Steven Larson member of the Nanotechnology Center’s execuitve committee

One concern about using nanomaterials for medical applications is their clearance or excretion from the body. A recent study in mice led by researcher Michael R. McDevitt, of the Leukemia and Radiochemistry Services, showed that nanotubes are filtered through the kidneys and excreted in the urine. Michelle S. Bradbury, a neuroradiologist working with the tiny silica C dots, has shown that these silica particles can also be prepared in a form that is excreted in the urine, having been coated with a polymer that prevents them from clumping or being recognized by the body as a foreign substance. The Food and Drug Administration recently approved a clinical trial using C dots to perform PET imaging in melanoma patients. It is the first nanoparticle product developed at Memorial Sloan Kettering to be approved for testing in patients.

More than a dozen investigators in both Sloan Kettering Institute and Memorial Hospital — in fields ranging from pathology and chemistry to surgery and radiology — are participating in the center. There also are plans to recruit research fellows who are interested in working on nanotechnology-related projects. Memorial Sloan Kettering has also established formal collaborative agreements with leaders in nanotechnology from other institutions: Joseph DeSimone of the University of North Carolina and Ulrich Wiesner of Cornell University, researchers who already were collaborating on research projects with many investigators at Memorial Sloan Kettering. (Dr. Wiesner was instrumental in the development of C dots.)

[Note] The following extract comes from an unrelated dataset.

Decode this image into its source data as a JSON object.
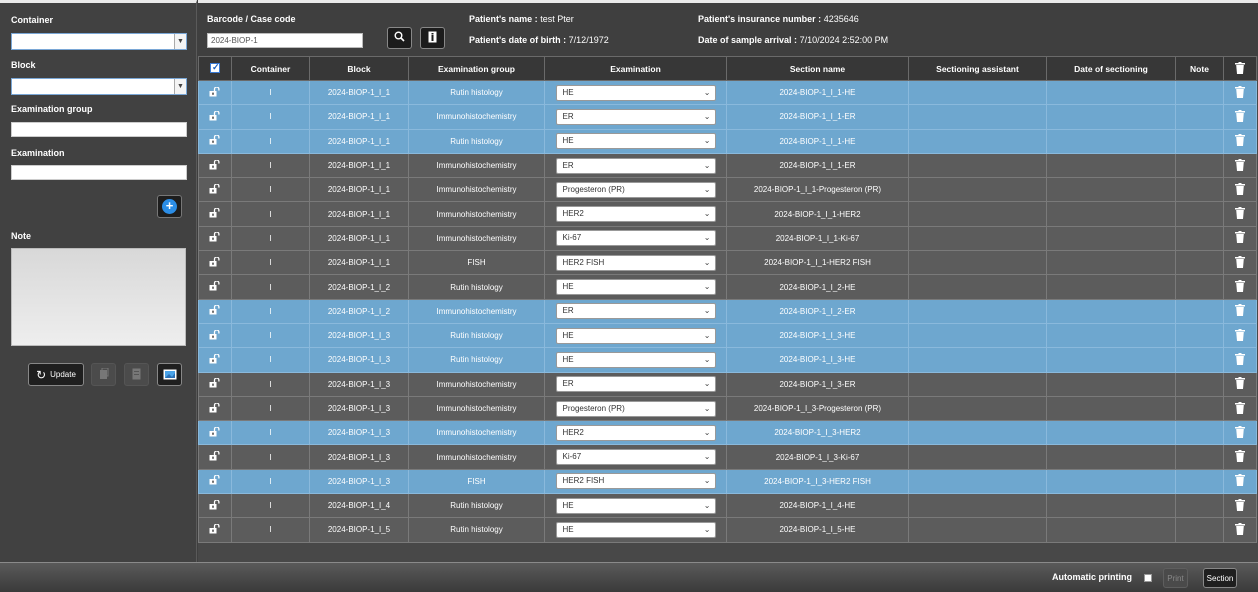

“Working with Drs. DeSimone and Wiesner will allow us to carry this technology forward, to create more benefits for patients,” explained Dr. Larson. “Everyone involved in the new center has different strengths, and the complementary nature of the work is so important. I am very excited about the work we have done so far, and I really feel good about the prospects for the future.”